We deny the plaintiff's motion to "strike" Bank One's summary judgment motion. Although Federal Rule of Civil Procedure 12(f) authorizes the strike pleadings containing "immaterial, impertinent or scandalous matter," there exists no express authority for "striking" a summary judgment motion. See Hrubec v. National R.R. Passenger Corp., 829 F. Supp. 1502, 1506 (N.D. Ill. 1993). Moreover, Rule 56(a) expressly permits the filing of a summary judgment motion "at any time after the expiration of 20 days from the commencement of the action." Therefore, we decline to "strike" Bank One's motion for summary judgment.

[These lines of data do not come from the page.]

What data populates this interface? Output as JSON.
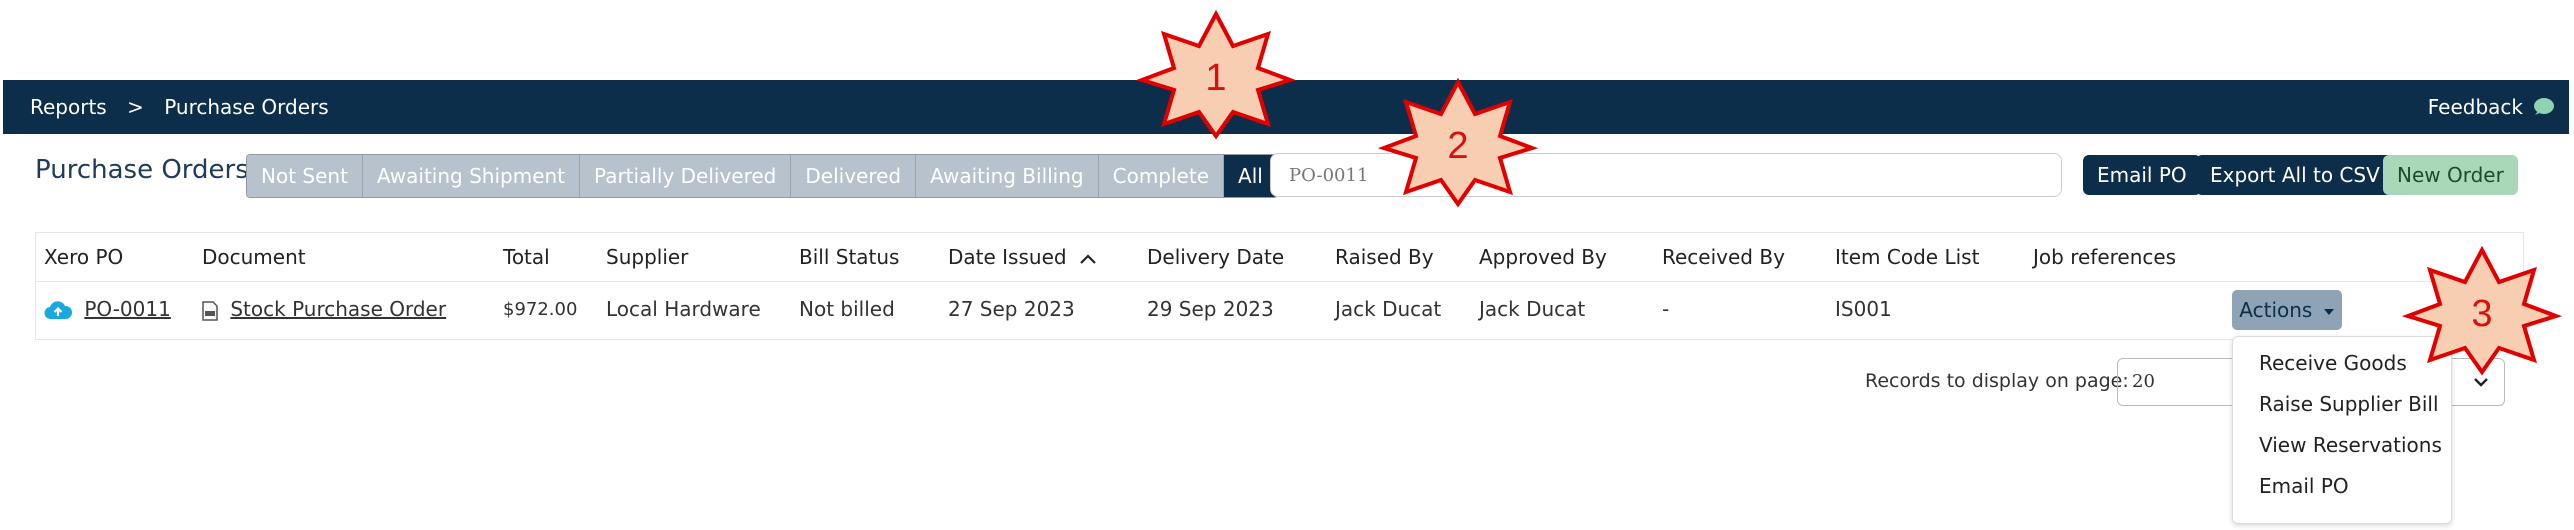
{
  "header": {
    "breadcrumb": [
      "Reports",
      ">",
      "Purchase Orders"
    ],
    "feedback": "Feedback"
  },
  "page_title": "Purchase Orders",
  "filter_tabs": [
    {
      "label": "Not Sent",
      "active": false
    },
    {
      "label": "Awaiting Shipment",
      "active": false
    },
    {
      "label": "Partially Delivered",
      "active": false
    },
    {
      "label": "Delivered",
      "active": false
    },
    {
      "label": "Awaiting Billing",
      "active": false
    },
    {
      "label": "Complete",
      "active": false
    },
    {
      "label": "All",
      "active": true
    }
  ],
  "search": {
    "value": "PO-0011"
  },
  "buttons": {
    "email_po": "Email PO",
    "export_csv": "Export All to CSV",
    "new_order": "New Order"
  },
  "table": {
    "columns": [
      "Xero PO",
      "Document",
      "Total",
      "Supplier",
      "Bill Status",
      "Date Issued",
      "Delivery Date",
      "Raised By",
      "Approved By",
      "Received By",
      "Item Code List",
      "Job references"
    ],
    "rows": [
      {
        "xero_po": "PO-0011",
        "document": "Stock Purchase Order",
        "total": "$972.00",
        "supplier": "Local Hardware",
        "bill_status": "Not billed",
        "date_issued": "27 Sep 2023",
        "delivery_date": "29 Sep 2023",
        "raised_by": "Jack Ducat",
        "approved_by": "Jack Ducat",
        "received_by": "-",
        "item_code_list": "IS001",
        "job_references": "",
        "actions": "Actions"
      }
    ]
  },
  "actions_menu": [
    "Receive Goods",
    "Raise Supplier Bill",
    "View Reservations",
    "Email PO"
  ],
  "records": {
    "label": "Records to display on page:",
    "value": "20"
  },
  "annotations": [
    "1",
    "2",
    "3"
  ],
  "colors": {
    "navy": "#0d2e4a",
    "tab_grey": "#b8c2cc",
    "green_btn": "#a8d8b8",
    "annotation_fill": "#f8ceb2",
    "annotation_stroke": "#e00000"
  }
}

We also deny the plaintiff's self-styled motion for a continuance to obtain additional discovery. Rule 56(f) provides the means by which a nonmovant may seek a continuance of a summary judgment motion in order to obtain additional discovery or affidavits. However, the plaintiff does not move under Rule 56(f), and indeed fails to attach the required affidavit explaining why she needs additional discovery to respond to the summary judgment motion. Chambers v. American Trans Air, 17 F.3d 998, 1002 (7th), cert. denied, 115 S. Ct. 512, 130 L. Ed. 2d 419 (1994). Accordingly, we deny the plaintiff's motion to delay briefing on the summary judgment motion.
In light of our disposition, and in order to facilitate prompt disposition of Bank One's summary judgment motion, we order that the plaintiff respond to the motion within 10 days from the entry of this order, and that Bank One reply within 7 days thereafter.
For the reasons set forth above, we grant the motion for class certification, grant in part and deny in part the Bank Defendants' motion to dismiss, grant in part and deny in part the Lender Defendants' motion to dismiss, and deny the plaintiff's motion to "strike" Bank One's motion for summary judgment.
It is so ordered.
MARVIN E. ASPEN
United States District Judge